"It never crossed my mind to suggest you sell any of Oak Park to me," his guest assured him "and I appreciate your generous hospitality, Pen, but I have an itch to build something, and Leicestershire is the perfect spot. I've seldom had better hunting than these last two weeks."
"Lord, Assheton Smith does give one a good day, what?"
"He's one of the best masters I've ever ridden with. I thought the whole field would go round at that stile, but no, he took the bank and stile in two leaps."
"And you couldn't resist the challenge?" Penrith grinned.
"With him waving that handkerchief as though it were child's play? You know me better, Pen." Mr. Rushton stared meditatively at the hearth. "I wouldn't need much land. A few acres would do."
"You're not planning to build on the scale of Farnside?" Sir Penrith taunted. "You don't think perhaps you'll need twenty guest chambers and an equal number of reception rooms?"
His guest frowned momentarily, the black brows drawn low over deep blue eyes. Sir Penrith instantly regretted his words, though he had meant nothing other than their surface quizzing. Not a month had passed since Julia Longmead had refused his friend's offer of marriage, and Sir Penrith was well aware that Gareth Rushton had anticipated adorning his ancestral home with that beautiful younglady, and filling it with their progeny. No, Farnside was a subject to be avoided. With a shrug Penrith cleared his throat and said "Don't know as I've heard of any land for sale in the neighborhood. There might be a farm on the other side of Barton, but most of the land is held in large tracts. Would you care to ride into Barton to enquire?"
"Perhaps. I'd prefer to build something, but a farm might do. Had you heard of a specific one?" Mr. Rushton casually used the poker to restore a fallen log to its place in the fire.
"Some months ago. It could well have sold by now. Tidy little place with an older farmhouse that probably needs work. Devil of a nuisance to build something new, Gareth."
His friend gave him a sardonic smile. "I have nothing better to do with my time just now. The hunting season will be over soon, and I see no reason why I should not devote myself to architecture this spring. As I said, nothing on a grand scale. Have you never had the desire to plan a residence? No doubt it's all very well to accommodate one's self to the usages of the past, but frankly I had considered the merits of a little gem without smoking fireplaces and damp corridors. Farnside is all very well--such graciousness is somehow flattering to the ego--but I think it would give me pleasure to lay out the design of a modern building. After all, see what joy Prinny gets of it."
"Prinny! How he could take a modest farmhouse at Brighton and turn it into that monstrosity is beyond anything! Surely you have no intention of stuffing a hunting-box with fake bamboo furniture and painted dragons! Pagodas and palm trees be damned. Do you know what that place is costing him?" demanded the indignant Sir Penrith.
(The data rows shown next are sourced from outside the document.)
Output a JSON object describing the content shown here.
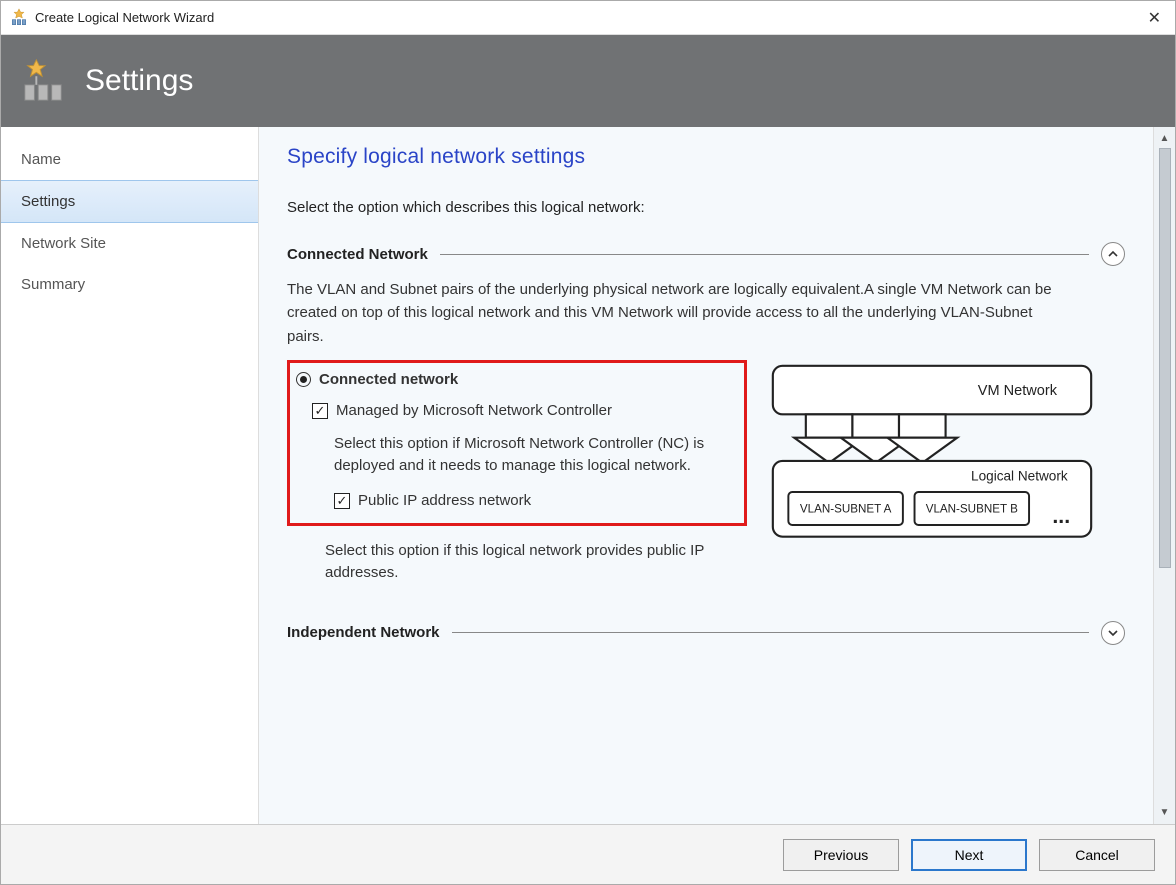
{
  "window": {
    "title": "Create Logical Network Wizard"
  },
  "banner": {
    "title": "Settings"
  },
  "sidebar": {
    "items": [
      {
        "label": "Name",
        "selected": false
      },
      {
        "label": "Settings",
        "selected": true
      },
      {
        "label": "Network Site",
        "selected": false
      },
      {
        "label": "Summary",
        "selected": false
      }
    ]
  },
  "content": {
    "heading": "Specify logical network settings",
    "instruction": "Select the option which describes this logical network:",
    "sections": {
      "connected": {
        "title": "Connected Network",
        "expanded": true,
        "desc": "The VLAN and Subnet pairs of the underlying physical network are logically equivalent.A single VM Network can be created on top of this logical network and this VM Network will provide access to all the underlying VLAN-Subnet pairs.",
        "radio_label": "Connected network",
        "radio_selected": true,
        "chk_managed_label": "Managed by Microsoft Network Controller",
        "chk_managed_checked": true,
        "chk_managed_desc": "Select this option if Microsoft Network Controller (NC) is deployed and it needs to manage this logical network.",
        "chk_public_label": "Public IP address network",
        "chk_public_checked": true,
        "chk_public_desc": "Select this option if this logical network provides public IP addresses."
      },
      "independent": {
        "title": "Independent Network",
        "expanded": false
      }
    },
    "diagram": {
      "vm_label": "VM Network",
      "logical_label": "Logical  Network",
      "vlan_a": "VLAN-SUBNET A",
      "vlan_b": "VLAN-SUBNET B",
      "ellipsis": "..."
    }
  },
  "footer": {
    "previous": "Previous",
    "next": "Next",
    "cancel": "Cancel"
  }
}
"I have a fairly clear idea, my dear Pen, but I have no intention of creating a domed pleasure palace in the wilds of Leicestershire. A small villa, perhaps."
"No, by God, I don't believe it!" his friend protested before he noticed the other's laughing eyes. "Oh, you would roast me, would you? What do you know about architecture? For all the experience you've had, it might well turn out more on the order of a brothel. I can see the local linen draper talking you into lining the walls with silks and satins to complement the dainty little gilded chairs. Ugh! And perhaps some cupids to ornament the ceilings, or, for a more classical touch, paintings of naked Grecian maidens, or maybe some wood nymphs, to blend with the scenery." Sir Penrith glared ominously at his companion.
"You do have a vivid imagination," Mr. Rushton drawled. "Or perhaps that is your dream of the ideal establishment. Have you frequented so many brothels, then? I had no idea. Is that what they look like? I must certainly do some research."